* _DIRECTIONS FOR THIS TASK_
Which of the lines in the data below contain the string "name"? Copy each of them.

[Stored data]
========================================================================

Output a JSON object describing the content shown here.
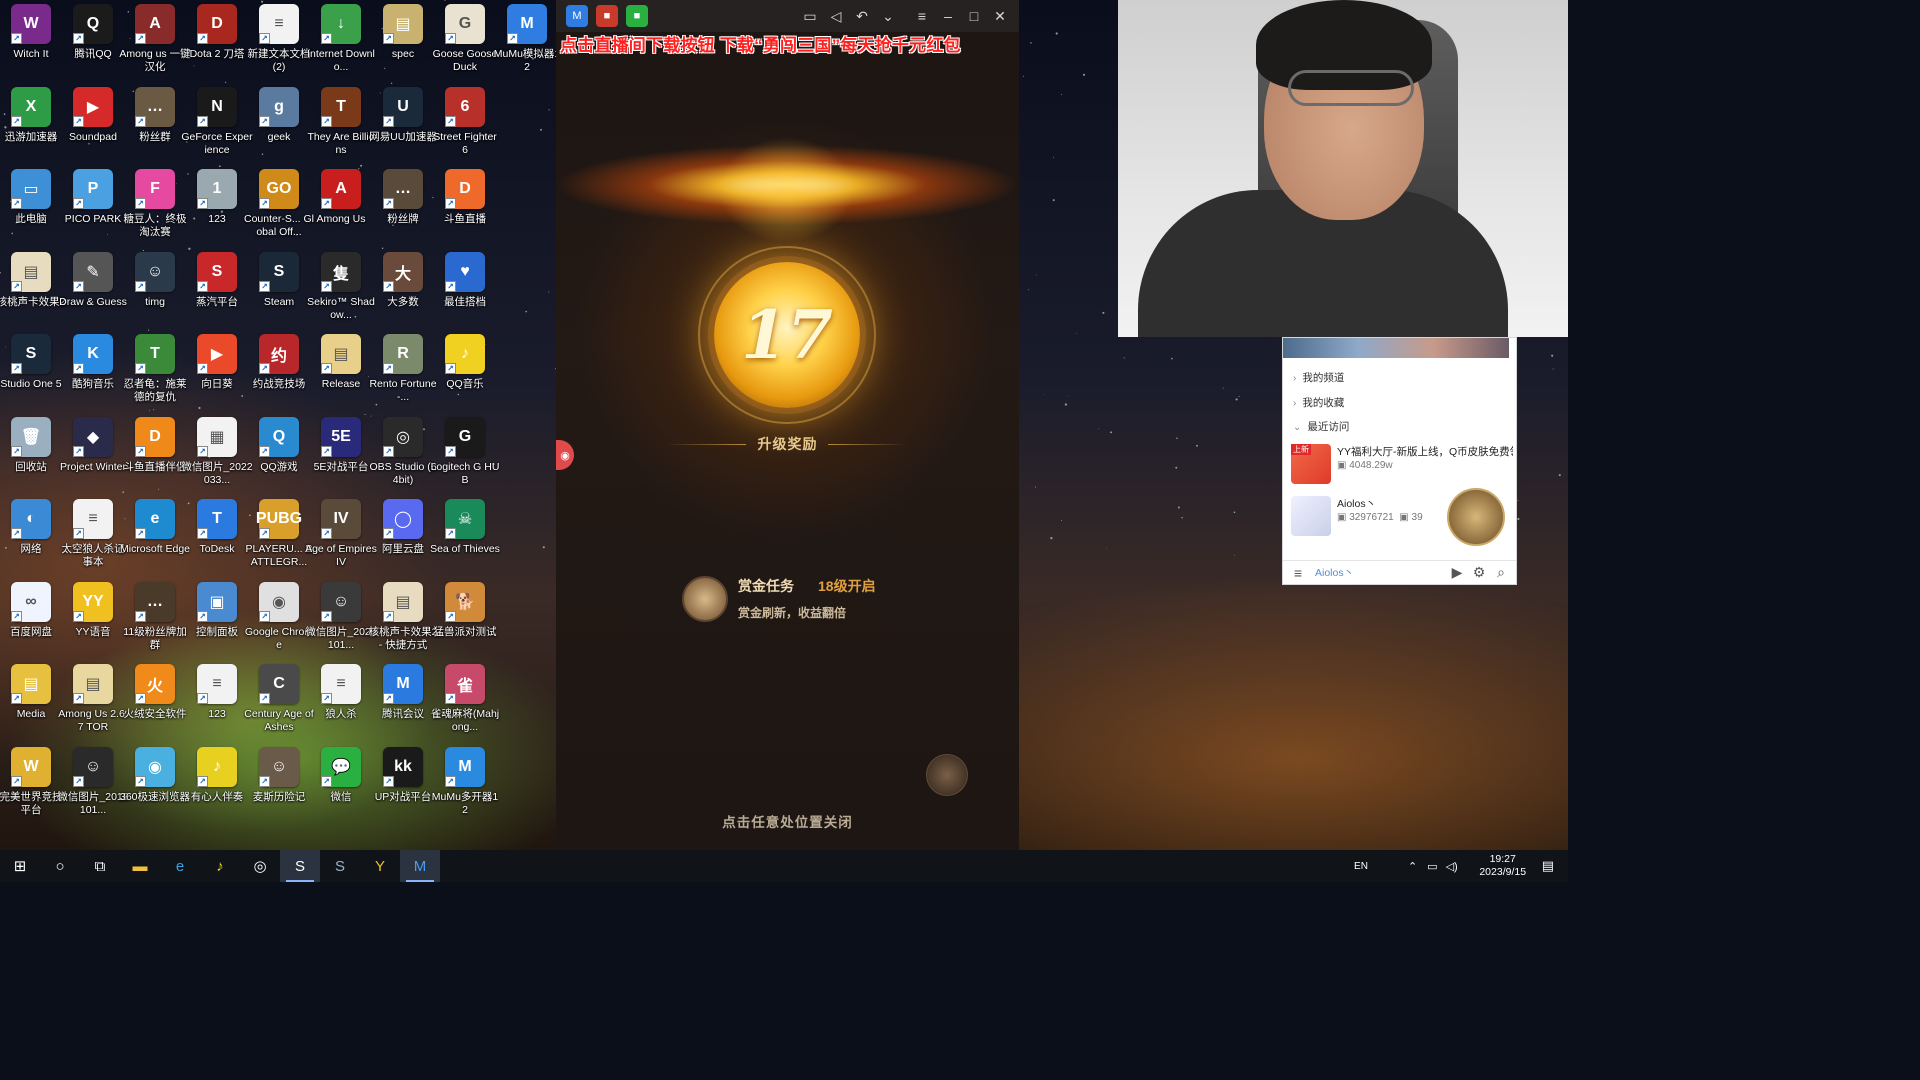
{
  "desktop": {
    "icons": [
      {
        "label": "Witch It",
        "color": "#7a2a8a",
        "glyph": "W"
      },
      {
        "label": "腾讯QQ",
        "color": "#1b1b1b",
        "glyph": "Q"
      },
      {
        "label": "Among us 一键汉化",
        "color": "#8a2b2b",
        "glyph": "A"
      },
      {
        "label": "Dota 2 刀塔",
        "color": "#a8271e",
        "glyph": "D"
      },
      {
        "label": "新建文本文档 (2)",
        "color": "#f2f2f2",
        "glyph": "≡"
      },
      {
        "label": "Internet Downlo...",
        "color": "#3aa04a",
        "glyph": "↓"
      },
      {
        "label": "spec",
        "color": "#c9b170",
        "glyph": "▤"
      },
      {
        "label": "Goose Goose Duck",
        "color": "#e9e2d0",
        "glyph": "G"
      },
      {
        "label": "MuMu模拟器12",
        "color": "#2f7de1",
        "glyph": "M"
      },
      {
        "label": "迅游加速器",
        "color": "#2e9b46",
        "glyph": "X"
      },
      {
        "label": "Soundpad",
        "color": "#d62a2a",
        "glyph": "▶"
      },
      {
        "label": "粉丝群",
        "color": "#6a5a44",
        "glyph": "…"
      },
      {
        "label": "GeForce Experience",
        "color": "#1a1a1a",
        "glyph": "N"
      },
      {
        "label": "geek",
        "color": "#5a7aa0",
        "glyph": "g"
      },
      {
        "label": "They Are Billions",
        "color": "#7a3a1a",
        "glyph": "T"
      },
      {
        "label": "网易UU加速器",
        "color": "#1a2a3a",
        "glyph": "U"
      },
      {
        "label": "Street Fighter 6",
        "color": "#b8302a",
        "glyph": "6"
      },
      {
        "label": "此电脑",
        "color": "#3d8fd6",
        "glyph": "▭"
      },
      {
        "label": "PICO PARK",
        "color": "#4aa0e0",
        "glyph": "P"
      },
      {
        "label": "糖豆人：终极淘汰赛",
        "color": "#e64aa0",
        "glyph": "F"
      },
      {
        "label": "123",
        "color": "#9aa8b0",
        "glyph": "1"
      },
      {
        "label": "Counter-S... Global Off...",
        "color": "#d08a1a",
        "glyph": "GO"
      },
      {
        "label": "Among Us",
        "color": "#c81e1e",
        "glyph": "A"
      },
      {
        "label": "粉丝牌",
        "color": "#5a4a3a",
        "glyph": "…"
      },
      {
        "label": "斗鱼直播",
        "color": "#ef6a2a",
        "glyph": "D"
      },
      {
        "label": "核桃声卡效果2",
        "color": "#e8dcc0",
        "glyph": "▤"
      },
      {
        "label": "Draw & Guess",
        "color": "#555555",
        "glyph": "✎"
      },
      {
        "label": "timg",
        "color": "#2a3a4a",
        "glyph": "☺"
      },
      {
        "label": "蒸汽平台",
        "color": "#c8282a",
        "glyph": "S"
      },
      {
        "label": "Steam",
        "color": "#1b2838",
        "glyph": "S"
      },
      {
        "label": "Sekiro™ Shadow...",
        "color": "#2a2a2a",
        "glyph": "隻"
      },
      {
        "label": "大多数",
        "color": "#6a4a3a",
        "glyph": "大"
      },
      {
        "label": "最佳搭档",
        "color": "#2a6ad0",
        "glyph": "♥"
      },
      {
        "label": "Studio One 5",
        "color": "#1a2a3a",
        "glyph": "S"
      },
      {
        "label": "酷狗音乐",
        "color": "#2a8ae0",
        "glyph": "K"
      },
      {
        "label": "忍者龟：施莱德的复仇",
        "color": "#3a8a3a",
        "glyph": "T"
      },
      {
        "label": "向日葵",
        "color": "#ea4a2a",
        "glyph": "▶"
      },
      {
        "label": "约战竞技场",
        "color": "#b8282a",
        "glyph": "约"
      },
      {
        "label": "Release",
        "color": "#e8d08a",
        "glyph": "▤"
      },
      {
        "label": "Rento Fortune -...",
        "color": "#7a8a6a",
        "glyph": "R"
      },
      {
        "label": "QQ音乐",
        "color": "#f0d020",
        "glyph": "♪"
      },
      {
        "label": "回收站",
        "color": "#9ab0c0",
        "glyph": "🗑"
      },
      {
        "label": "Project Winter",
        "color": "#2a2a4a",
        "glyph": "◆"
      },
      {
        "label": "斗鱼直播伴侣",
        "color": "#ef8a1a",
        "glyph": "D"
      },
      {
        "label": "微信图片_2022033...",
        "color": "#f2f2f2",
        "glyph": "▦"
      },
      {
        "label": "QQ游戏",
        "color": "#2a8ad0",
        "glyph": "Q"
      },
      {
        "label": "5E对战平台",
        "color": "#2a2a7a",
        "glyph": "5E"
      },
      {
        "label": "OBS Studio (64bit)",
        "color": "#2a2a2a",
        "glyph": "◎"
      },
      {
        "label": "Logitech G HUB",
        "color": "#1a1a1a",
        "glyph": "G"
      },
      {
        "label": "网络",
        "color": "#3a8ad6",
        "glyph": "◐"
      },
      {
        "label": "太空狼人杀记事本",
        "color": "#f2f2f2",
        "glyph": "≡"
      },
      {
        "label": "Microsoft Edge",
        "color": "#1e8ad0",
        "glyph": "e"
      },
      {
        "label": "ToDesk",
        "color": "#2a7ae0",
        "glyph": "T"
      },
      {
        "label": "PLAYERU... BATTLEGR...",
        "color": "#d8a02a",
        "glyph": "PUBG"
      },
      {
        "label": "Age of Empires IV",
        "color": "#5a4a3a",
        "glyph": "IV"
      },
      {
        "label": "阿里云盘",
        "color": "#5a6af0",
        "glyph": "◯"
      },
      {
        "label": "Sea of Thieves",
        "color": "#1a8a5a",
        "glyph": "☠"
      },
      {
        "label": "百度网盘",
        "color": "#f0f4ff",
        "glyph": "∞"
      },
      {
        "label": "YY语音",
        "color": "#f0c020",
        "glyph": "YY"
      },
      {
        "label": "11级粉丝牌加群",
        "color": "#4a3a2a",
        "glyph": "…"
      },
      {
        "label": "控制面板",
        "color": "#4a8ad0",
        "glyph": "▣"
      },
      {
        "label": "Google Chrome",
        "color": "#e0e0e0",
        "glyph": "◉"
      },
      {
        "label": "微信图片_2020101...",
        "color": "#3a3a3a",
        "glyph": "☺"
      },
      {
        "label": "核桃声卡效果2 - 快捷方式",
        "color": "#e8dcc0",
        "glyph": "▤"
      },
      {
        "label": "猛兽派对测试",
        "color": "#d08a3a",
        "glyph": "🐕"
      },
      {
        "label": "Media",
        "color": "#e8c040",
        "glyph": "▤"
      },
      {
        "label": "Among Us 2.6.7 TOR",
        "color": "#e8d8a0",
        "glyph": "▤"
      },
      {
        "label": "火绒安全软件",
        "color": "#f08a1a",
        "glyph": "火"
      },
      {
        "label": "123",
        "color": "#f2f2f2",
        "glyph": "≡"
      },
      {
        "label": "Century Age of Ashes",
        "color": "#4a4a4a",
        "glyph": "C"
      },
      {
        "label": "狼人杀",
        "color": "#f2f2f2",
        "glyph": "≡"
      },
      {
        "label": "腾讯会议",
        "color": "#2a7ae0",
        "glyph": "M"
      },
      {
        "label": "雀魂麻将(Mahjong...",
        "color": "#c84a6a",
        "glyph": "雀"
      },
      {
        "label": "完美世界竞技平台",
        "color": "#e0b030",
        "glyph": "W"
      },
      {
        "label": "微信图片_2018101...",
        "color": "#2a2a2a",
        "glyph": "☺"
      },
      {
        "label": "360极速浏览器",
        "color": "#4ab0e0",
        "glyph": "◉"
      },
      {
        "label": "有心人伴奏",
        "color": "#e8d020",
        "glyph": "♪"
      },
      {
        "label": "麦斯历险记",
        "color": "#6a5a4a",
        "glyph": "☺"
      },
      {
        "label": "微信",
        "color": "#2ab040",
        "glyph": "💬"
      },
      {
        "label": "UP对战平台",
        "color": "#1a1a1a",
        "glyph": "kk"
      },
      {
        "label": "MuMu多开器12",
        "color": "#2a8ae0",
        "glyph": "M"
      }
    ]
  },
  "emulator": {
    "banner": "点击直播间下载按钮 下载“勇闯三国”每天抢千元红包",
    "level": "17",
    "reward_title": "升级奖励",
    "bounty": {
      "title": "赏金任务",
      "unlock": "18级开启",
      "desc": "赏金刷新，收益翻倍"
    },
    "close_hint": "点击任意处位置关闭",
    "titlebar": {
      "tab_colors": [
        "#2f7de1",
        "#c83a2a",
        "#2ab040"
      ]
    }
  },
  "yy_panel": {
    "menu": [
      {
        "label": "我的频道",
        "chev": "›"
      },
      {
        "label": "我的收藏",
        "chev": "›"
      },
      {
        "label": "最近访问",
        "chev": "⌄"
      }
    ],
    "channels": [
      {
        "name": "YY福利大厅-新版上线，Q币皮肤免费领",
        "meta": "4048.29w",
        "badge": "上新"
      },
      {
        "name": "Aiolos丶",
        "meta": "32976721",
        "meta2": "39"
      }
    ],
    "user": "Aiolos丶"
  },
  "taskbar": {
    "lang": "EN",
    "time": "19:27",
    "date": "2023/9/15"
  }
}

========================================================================

* _FINAL ANSWER_
        "name": "YY福利大厅-新版上线，Q币皮肤免费领",
        "name": "Aiolos丶",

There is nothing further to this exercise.